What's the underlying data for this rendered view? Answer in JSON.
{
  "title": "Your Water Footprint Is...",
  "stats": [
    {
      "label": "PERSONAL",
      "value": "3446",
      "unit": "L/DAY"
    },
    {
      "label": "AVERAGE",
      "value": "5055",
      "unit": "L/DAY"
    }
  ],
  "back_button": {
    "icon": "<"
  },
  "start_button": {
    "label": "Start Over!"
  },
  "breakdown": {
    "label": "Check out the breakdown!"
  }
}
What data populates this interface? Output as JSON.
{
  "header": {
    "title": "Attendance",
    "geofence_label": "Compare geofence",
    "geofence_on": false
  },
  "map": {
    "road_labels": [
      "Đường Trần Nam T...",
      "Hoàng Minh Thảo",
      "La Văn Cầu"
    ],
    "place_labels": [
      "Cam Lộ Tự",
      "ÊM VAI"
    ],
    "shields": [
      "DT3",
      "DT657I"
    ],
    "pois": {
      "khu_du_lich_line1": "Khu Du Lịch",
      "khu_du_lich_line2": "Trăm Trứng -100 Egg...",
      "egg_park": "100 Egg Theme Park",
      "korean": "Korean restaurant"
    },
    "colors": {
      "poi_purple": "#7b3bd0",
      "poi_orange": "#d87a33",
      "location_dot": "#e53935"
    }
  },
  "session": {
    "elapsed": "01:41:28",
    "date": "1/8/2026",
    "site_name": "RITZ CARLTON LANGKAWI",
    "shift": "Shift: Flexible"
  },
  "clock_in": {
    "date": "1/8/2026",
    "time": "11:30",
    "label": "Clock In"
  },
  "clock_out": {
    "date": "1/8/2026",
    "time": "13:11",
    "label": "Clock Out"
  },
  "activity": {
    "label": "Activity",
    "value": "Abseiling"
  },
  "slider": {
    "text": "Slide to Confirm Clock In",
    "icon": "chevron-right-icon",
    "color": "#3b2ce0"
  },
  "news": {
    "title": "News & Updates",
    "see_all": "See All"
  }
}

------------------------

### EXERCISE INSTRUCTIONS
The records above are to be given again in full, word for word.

### EXERCISE OUTPUT
What's the underlying data for this rendered view? Answer in JSON.
{
  "title": "Your Water Footprint Is...",
  "stats": [
    {
      "label": "PERSONAL",
      "value": "3446",
      "unit": "L/DAY"
    },
    {
      "label": "AVERAGE",
      "value": "5055",
      "unit": "L/DAY"
    }
  ],
  "back_button": {
    "icon": "<"
  },
  "start_button": {
    "label": "Start Over!"
  },
  "breakdown": {
    "label": "Check out the breakdown!"
  }
}
What data populates this interface? Output as JSON.
{
  "header": {
    "title": "Attendance",
    "geofence_label": "Compare geofence",
    "geofence_on": false
  },
  "map": {
    "road_labels": [
      "Đường Trần Nam T...",
      "Hoàng Minh Thảo",
      "La Văn Cầu"
    ],
    "place_labels": [
      "Cam Lộ Tự",
      "ÊM VAI"
    ],
    "shields": [
      "DT3",
      "DT657I"
    ],
    "pois": {
      "khu_du_lich_line1": "Khu Du Lịch",
      "khu_du_lich_line2": "Trăm Trứng -100 Egg...",
      "egg_park": "100 Egg Theme Park",
      "korean": "Korean restaurant"
    },
    "colors": {
      "poi_purple": "#7b3bd0",
      "poi_orange": "#d87a33",
      "location_dot": "#e53935"
    }
  },
  "session": {
    "elapsed": "01:41:28",
    "date": "1/8/2026",
    "site_name": "RITZ CARLTON LANGKAWI",
    "shift": "Shift: Flexible"
  },
  "clock_in": {
    "date": "1/8/2026",
    "time": "11:30",
    "label": "Clock In"
  },
  "clock_out": {
    "date": "1/8/2026",
    "time": "13:11",
    "label": "Clock Out"
  },
  "activity": {
    "label": "Activity",
    "value": "Abseiling"
  },
  "slider": {
    "text": "Slide to Confirm Clock In",
    "icon": "chevron-right-icon",
    "color": "#3b2ce0"
  },
  "news": {
    "title": "News & Updates",
    "see_all": "See All"
  }
}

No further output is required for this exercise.